Glow International: Spring 2011 Issue
MY LIFE WITH MEHER BABA - 5
Meher Baba's Visit to America, 1956: Myrtle Beach and California
Charmian continues her account of Meher Baba's 1956 tour of America, accompanied by scenes from her documentary film. She describes playing by the seashore with Baba at Myrtle Beach, a dinner with Him at Murshida Duce's home in Washington, D.C., and the journey to California, where Meher Baba visited devotees in Los Angeles, at Meher Mount in Ojai, and in San Francisco. Among the many vignettes are an account of a trip with Meher Baba to Muir Woods near San Francisco, and Meher Baba's playful interactions with children, including a very young Diane Cobb (3-B), whose paintings of Meher Baba are now well known. A montage of 3-Bs work is included in this video.
Video: West: 24-05

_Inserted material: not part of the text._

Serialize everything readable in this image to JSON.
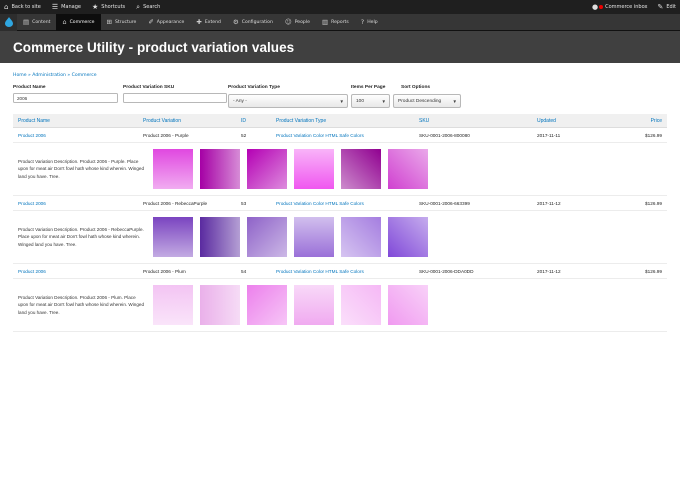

THE WAY BACK
Compiled by :WILLIAM C. BODMAN
Cover art : Diane Cobb
Published by : Sufism Reoriented
" Songs of a Vagrom Angel "
originally pulished in 1916 by Mitchell Kimberley ;
Published by : Sufism Reoriented
Diane Cobb illustrations